An essential leadership lesson, with the potential of opening hundreds of half-closed doors. The implications of buts for leaders and men.
Recently, my wife and better half told me that it makes her sad when she can’t figure out how to make me happy (stomach drop). I was in one of my moods of determined sadness — sometimes I’m a sinker — and we were at the kitchen table trying to uncover the source. After some back and forth, we reasoned that I was stressed about doing my job well and feeling guilty about being an absent father.
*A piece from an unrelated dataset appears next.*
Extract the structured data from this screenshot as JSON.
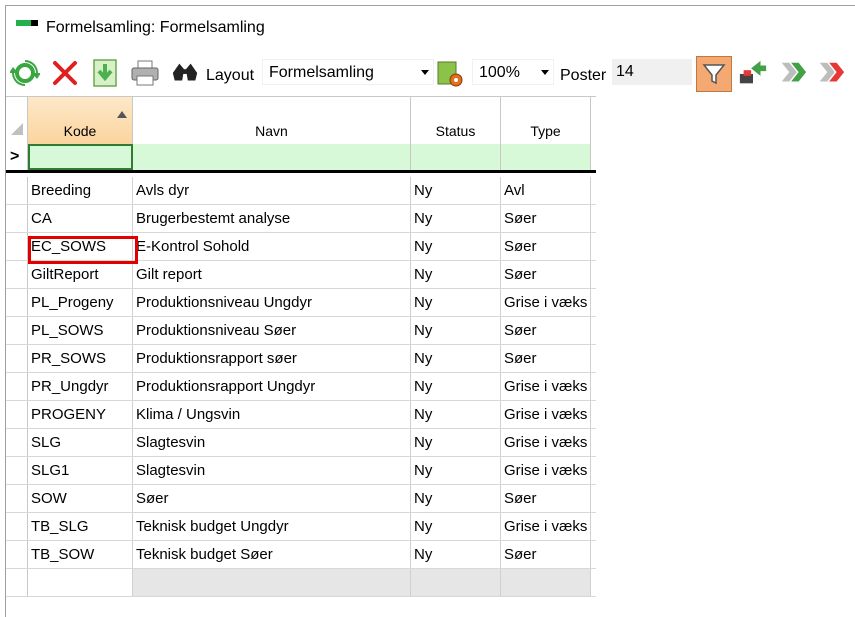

I did not realize that I was also on the precipice of an essential leadership lesson, with the potential of opening hundreds of half-closed doors.
Why do I feel more pressure to check my email than to spend time with my daughter before she goes to bed? How does my professional evaluation weigh more than my performance as a parent? Being a father is the most important job I will ever have. I know this. Still, routinely, I forget Goethe’s wisdom:
“Things that matter most must never be at the mercy of things which matter least.”
What matters most? For me, it’s not a hard question:
What matters least is harder to discern. Examples:
- The speed at which I reply to emails. Timely doesn’t need to mean instantaneous but it can’t be too long and the longer I wait the more they pile up and if I want to do a good job I need to be responsive that way I can perform and provide for my family which is most important after all.
- Relaxing with a cold drink or two. But let’s remember that family and relationships are my top priorities and it’s a bonding/stress relieving thing and what’s good for the soul is good for my health even if all scientific evidence suggests otherwise.
- Television. Sure, but I’ve been working like a dog and I just need some time to turn my brain off and I love watching soccer and football and for me to be a good dad and husband everyone keeps…